In my Province it is up to almost 3 out of 4 mothers are turned away from Midwifery care.... most don't bother to keep trying. I tell everyone, even strangers, call every week. Monday to group A Tuesday to group B... DO NOT GIVE UP!
I also tell them to write to their MLA and complain.
I was lucky. I was VERY lucky.
My Province has one training program that is barely holding on. Makes me even more frightened for the state of maternity care!
:-(

December 10, 2008 | Unregistered Commenterhbacmama

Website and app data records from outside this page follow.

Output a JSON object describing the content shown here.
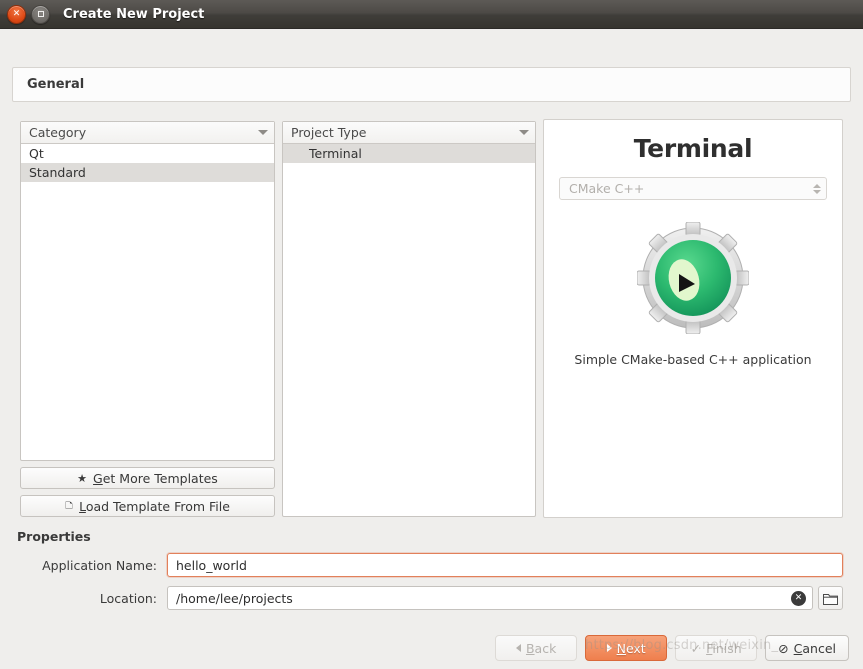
{
  "window": {
    "title": "Create New Project",
    "close_icon": "close-icon",
    "maximize_icon": "maximize-icon"
  },
  "section": {
    "header": "General"
  },
  "category_panel": {
    "header_label": "Category",
    "dropdown_icon": "chevron-down-icon",
    "items": [
      {
        "label": "Qt",
        "selected": false
      },
      {
        "label": "Standard",
        "selected": true
      }
    ],
    "buttons": [
      {
        "label": "Get More Templates",
        "icon": "star-icon",
        "accel": "G"
      },
      {
        "label": "Load Template From File",
        "icon": "document-icon",
        "accel": "L"
      }
    ]
  },
  "project_type_panel": {
    "header_label": "Project Type",
    "dropdown_icon": "chevron-down-icon",
    "items": [
      {
        "label": "Terminal",
        "selected": true
      }
    ]
  },
  "preview": {
    "title": "Terminal",
    "combo_value": "CMake C++",
    "combo_icon": "spinner-arrows-icon",
    "logo_icon": "kdevelop-gear-icon",
    "description": "Simple CMake-based C++ application",
    "colors": {
      "gear_outer": "#d8d8d8",
      "gear_inner_green": "#27b06a",
      "gear_highlight": "#d9f5c9"
    }
  },
  "properties": {
    "title": "Properties",
    "fields": [
      {
        "label": "Application Name:",
        "value": "hello_world",
        "placeholder": "",
        "focused": true
      },
      {
        "label": "Location:",
        "value": "/home/lee/projects",
        "placeholder": "",
        "focused": false,
        "clear_icon": "clear-icon",
        "browse_icon": "folder-icon"
      }
    ]
  },
  "footer": {
    "buttons": [
      {
        "label": "Back",
        "icon": "arrow-left-icon",
        "state": "disabled",
        "accel": "B"
      },
      {
        "label": "Next",
        "icon": "arrow-right-icon",
        "state": "primary",
        "accel": "N"
      },
      {
        "label": "Finish",
        "icon": "check-icon",
        "state": "disabled",
        "accel": "F"
      },
      {
        "label": "Cancel",
        "icon": "cancel-icon",
        "state": "normal",
        "accel": "C"
      }
    ]
  },
  "watermark": {
    "text": "https://blog.csdn.net/weixin_"
  },
  "theme": {
    "accent": "#ef7f4d",
    "focus_border": "#e2805a",
    "window_bg": "#efeeec",
    "titlebar": "#4d4a46"
  }
}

I would have liked midwifery care. 9 years ago, the closest were more than an hour away, and I was not about to travel into Toronto (I was still a new driver!). I was lucky to have a family dr. who did deliveries (although he didn't do my delivery in the end). With baby #2 (2002), I could have driven nearly an hour to a different city, but with a 2 year old, I just couldn't handle it. My family dr. was terminally ill (he was only 32!) and so I had to go to the OB. There were only 2 that serviced an area of almost 35, 000, and I really didn't need an OB (I did have chronic HBP, but it wasn't an issue before). With baby #3, 2005, I could get a midwife 40 minutes from here. We have since moved up to 3 OBs, but still no midwives, although there is a rumour one is finally coming next year. The gossip has been that the OBs don't want midwives at our hospital. They have a hard enough time getting family doctors and other specialities. Yet in other areas, midwives have to turn away patients due to high workload. No simple answer, for sure, but perhaps getting more family doctors to do deliveries again would help.

December 17, 2008 | Unregistered CommenterTracyKM
This blog is all done!
Thanks for wanting to comment. This is an archive of a blog that once was. Take care! Jill